Washington: As the world becomes increasingly digital-savvy with smartphones becoming an integral part of our lives, one often tends to overlook the other side of the coin – the harmful effects it poses for children.
Initially, a smartphone may appear to be a helpful tool for children when it comes to homework or afterschool activities but on the contrary, it might be a source of stress and anxiety for them. Phones loaded with a variety of social media and other apps, and the constant notifications not only distract children but also cause stress among them as they try to cope with contemporaries.
To know more about the impact of smartphones on children Philip Kortum, an assistant professor of psychology at Rice University conducted research titled "You Can Lead a Horse to Water But You Cannot Make Him Learn: Smartphone Use in Higher Education" in 2015.

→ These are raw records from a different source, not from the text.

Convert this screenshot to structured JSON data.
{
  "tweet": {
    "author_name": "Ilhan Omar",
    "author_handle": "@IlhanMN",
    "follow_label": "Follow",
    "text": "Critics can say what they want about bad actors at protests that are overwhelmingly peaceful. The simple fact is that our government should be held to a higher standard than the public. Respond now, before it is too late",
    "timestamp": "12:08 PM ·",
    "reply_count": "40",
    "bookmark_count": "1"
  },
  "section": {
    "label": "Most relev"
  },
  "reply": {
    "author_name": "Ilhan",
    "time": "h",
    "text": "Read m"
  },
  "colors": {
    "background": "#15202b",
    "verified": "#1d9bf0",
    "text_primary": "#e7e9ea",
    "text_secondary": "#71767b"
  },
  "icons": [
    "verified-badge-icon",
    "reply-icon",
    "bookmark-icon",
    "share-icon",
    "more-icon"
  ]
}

"Smartphone technology is penetrating world markets and becoming abundant in most college settings. We were interested to see how students with no prior experience using smartphones thought they impacted their education," said Kortum.
The research revealed that while users initially believed the mobile devices would improve their ability to perform well with homework and tests and ultimately get better grades, the opposite was reported at the end of the study.
Another study from late last year titled 'Digital Addiction: Increased Loneliness, Anxiety, and Depression' claimed that smartphone usage can be similar to other types of substance use. "The behavioral addiction of smartphone use begins forming neurological connections in the brain in ways similar to how opioid addiction is experienced by people taking Oxycontin for pain relief – gradually," said Erik Peper, Professor of Health Education at San Francisco State University.
On top of that, addiction to social media technology may actually have a negative effect on real social connections.
In a survey of 135 San Francisco State students, researchers found that students who used their phones the most reported higher levels of feeling isolated, lonely, depressed and anxious. They believed the loneliness is partly a consequence of replacing face-to-face interaction with a form of communication where body language and other signals cannot be interpreted.
They also found that the same students almost constantly multitasked while studying, watching other media, eating or attending classes. This constant activity allows little time for bodies and minds to relax and regenerate, said Peper, and also results in 'semi-tasking,' where people do two or more tasks at the same time -- but half as well as they would have if focused on one task at a time.
Not only this, a study published in the journal 'Preventive Medicine Reports' in 2018 suggested that too much time spent on gaming, smartphones and watching television is associated with heightened levels and diagnoses of anxiety or depression in children as young as age two.
Even after only one hour of screen time daily, children and teens may begin to have less curiosity, lower self-control, less emotional stability and a greater inability to finish tasks, stated researchers Jean Twenge and W. Keith Campbell.
In light of the above results and findings, it becomes important for parents to keep a tab on their children's usage of smartphones and think twice before buying them the device.